By Gene Phelps
No coach in the Big East Conference has taken more criticism for his coaching than Syracuse’s Jim Boeheim.
No coach in the Big East Conference has taken his team to more Final Fours the past 10 years than Jim Boeheim.
But the coach, who owns the reputation of being a “whiner” who chokes in big games, refused to lash out at his critics this week.
“I can’t do that. Next year they’ll barb me double when we struggle (laugh),” said Boeheim, whose 15th-ranked Orangemen (28-8) play 19th-ranked Mississippi State (26-7) at 4:42 p.m. CST Saturday in the NCAA’s national semifinals, a.k.a., the Final Four.
“The criticism does bother me. I’m sensitive to it,” he said, “but I’m a hard guy to like. I whine. It’s a part of my sideline thing. I’ve done less and less the past few years.”
Boeheim would rather the criticism be aimed at him and not at his players.
“I want my guys to go out and play, have fun,” he said. “We’re (the coaches) supposed to take the blame. That’s what we’re here for.”
Syracuse’s last appearance in the Final Four came in 1987 when the Orangemen lost 74-73 to Indiana on Keith Smart’s last-second shot in the Louisiana Superdome.
Despite its reputation as one of the nation’s powerhouse conferences, the Big East’s only other Final Four representative since ’87 has been Seton Hall, in 1989. And this season, Boeheim’s club played second fiddle to Connecticut, Georgetown and Villanova, but it’s the only one remaining.
“We’re happy to be coming to New York,” he said. “This was quite unexpected, but when things are unexpected that makes it even better.”
Syracuse upset No. 4 Kansas 60-57 Sunday in the West Regional finals in Denver. The Orangemen opened the tournament with wins over Montana State (88-55), Drexel (69-58) and Georgia (83-81 overtime).
Mississippi State’s 86-68 win over Georgia in the semifinals of the SEC Tournament caught Boeheim’s eye.
“They dominated Georgia, a team we squeaked by,” he said. “It’s obvious that Mississippi State has played very well. Their backcourt (Darryl Wilson and Marcus Bullard) is sensational and (Dontae’) Jones has dominated very good defensive teams in Kentucky and Connecticut.
“Mississippi State is no underdog. They are equal to anyone in this tournament.”
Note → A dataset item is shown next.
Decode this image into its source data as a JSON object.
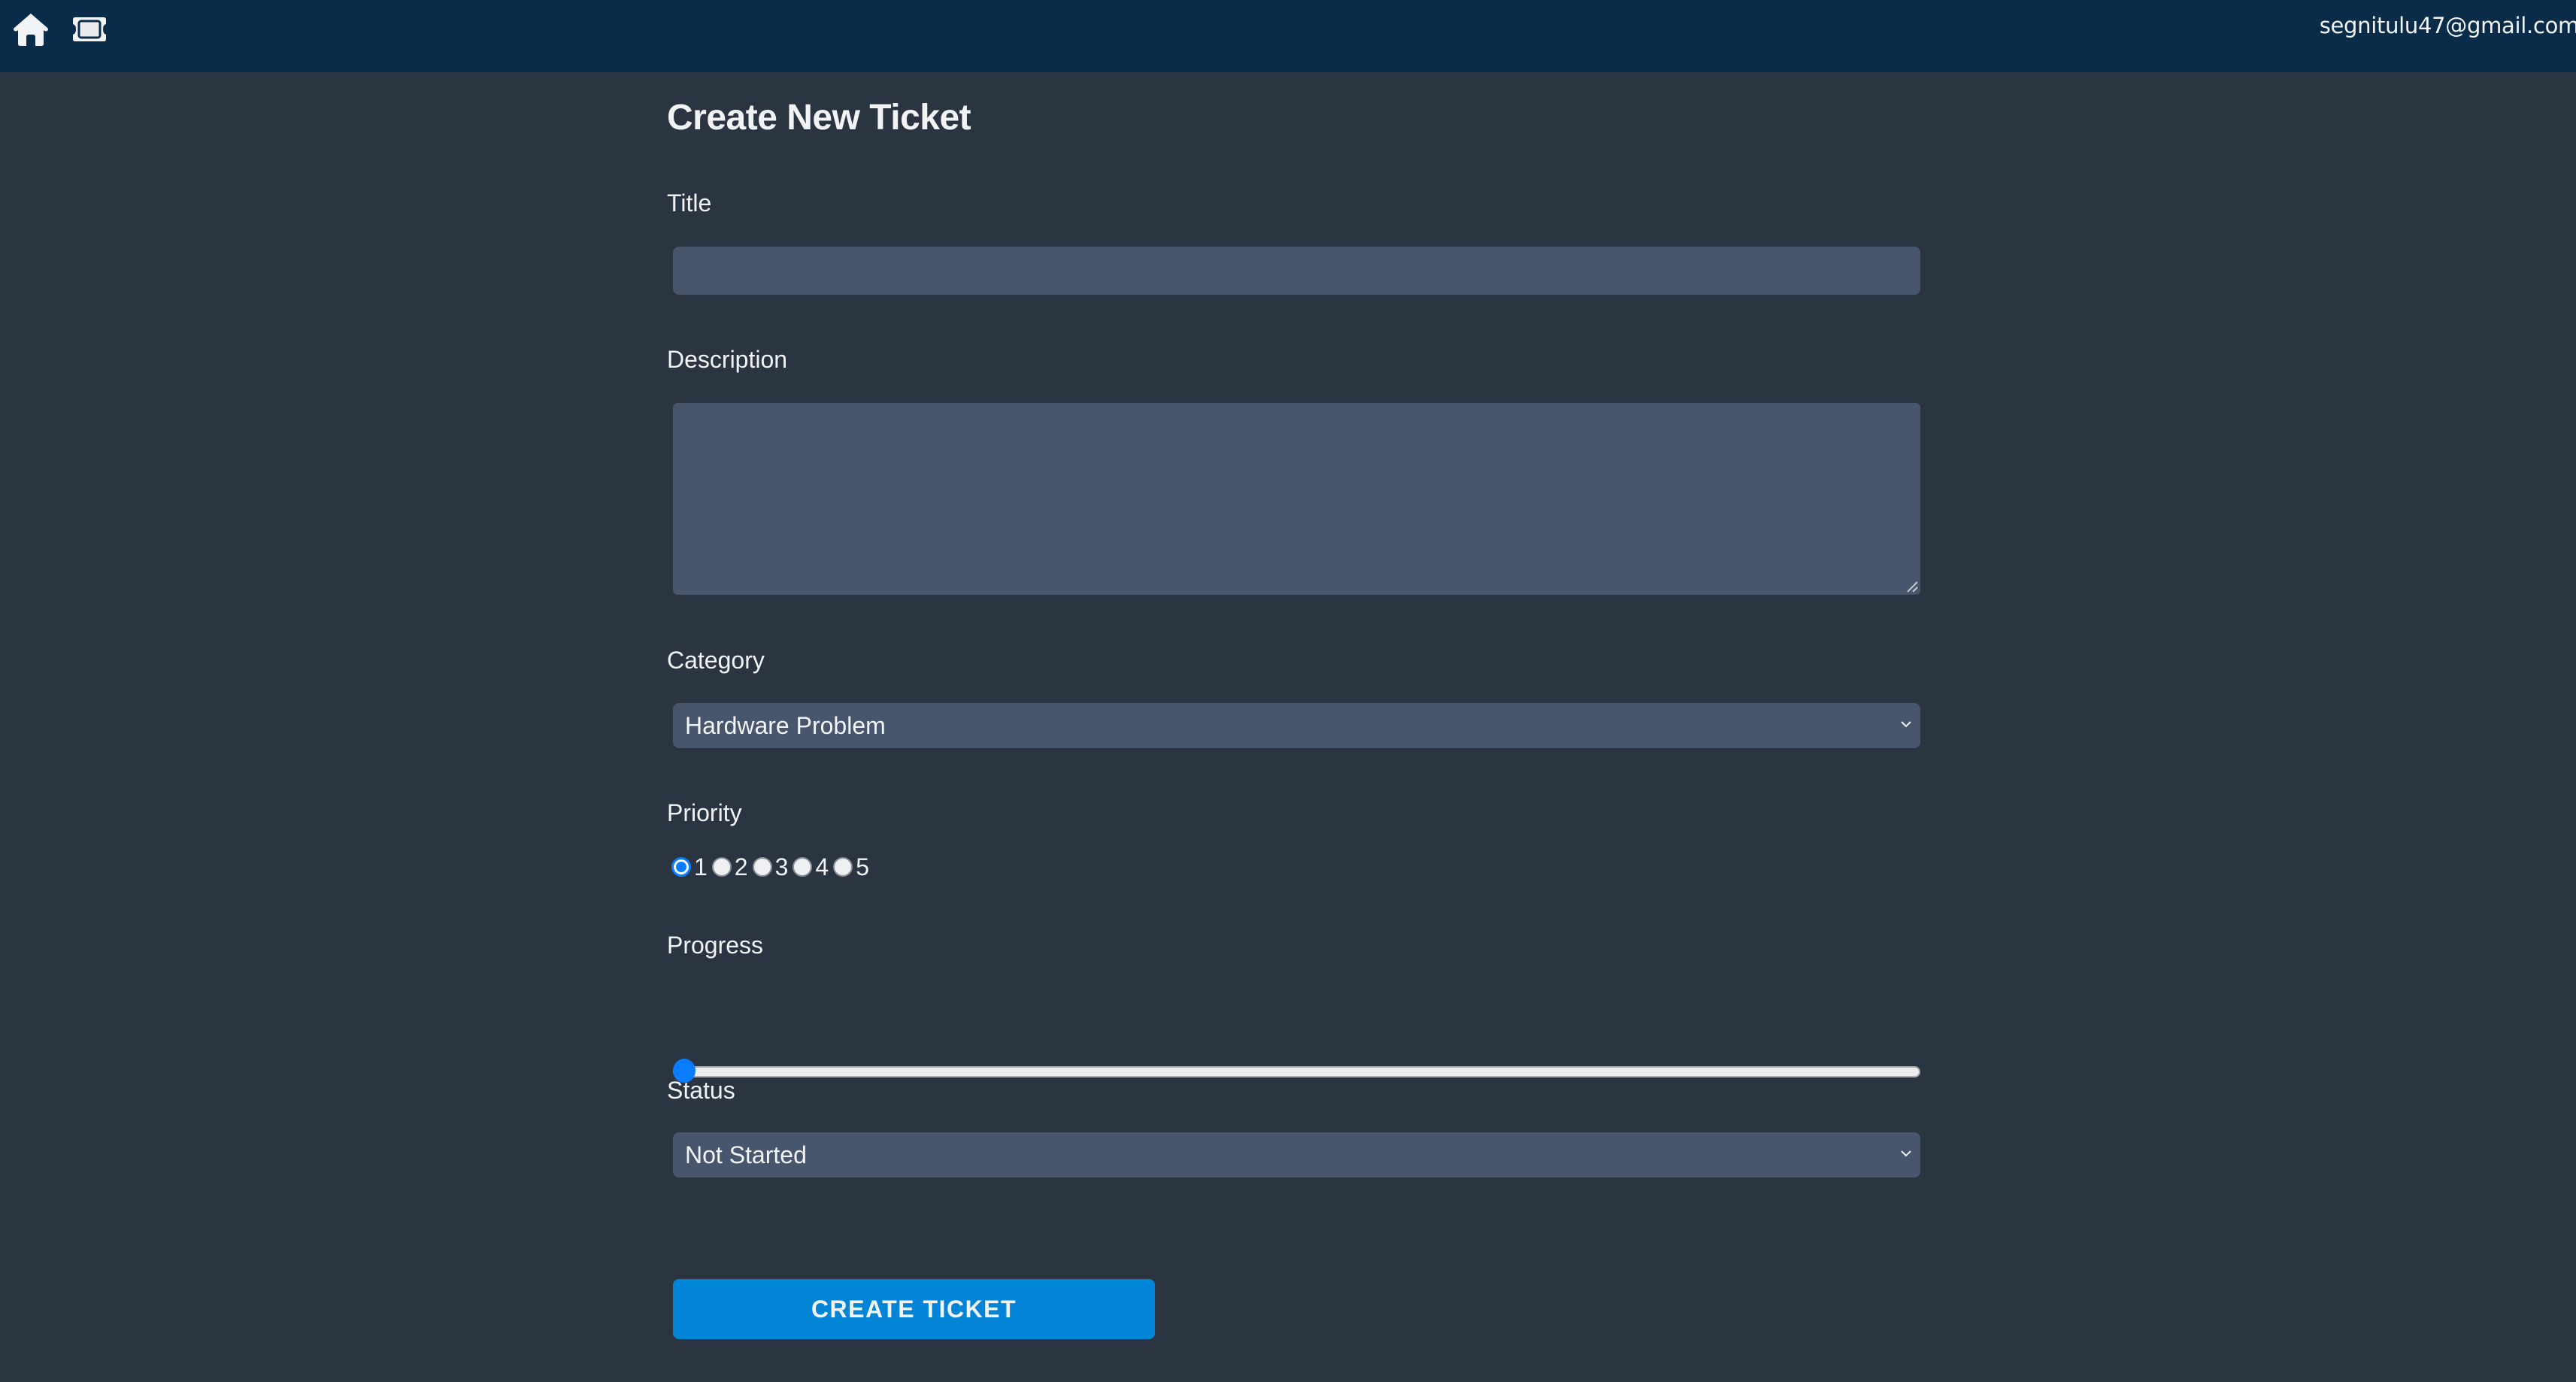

The Orangemen are led by 6-foot-8 senior forward John Wallace, who averages 22.1 points and 8.8 rebounds a game. But in postseason play, 6-8 center Otis Hill has joined Wallace to give Syracuse a solid one-two punch inside. Hill has averaged 16.2 points and 6.7 rebounds in four NCAA games.
“Otis has stepped up his game,” Boeheim said. “It’s not shocking to me. Otis and John (Wallace) have taken the pressure off of each other.”
Syracuse, like Mississippi State, returned to practice Tuesday after taking Sunday and Monday off.
“We should be rested,” Boeheim said. “We’re very excited about coming to New York and New Jersey. I think New York’s excited and New York doesn’t get excited about too many things.”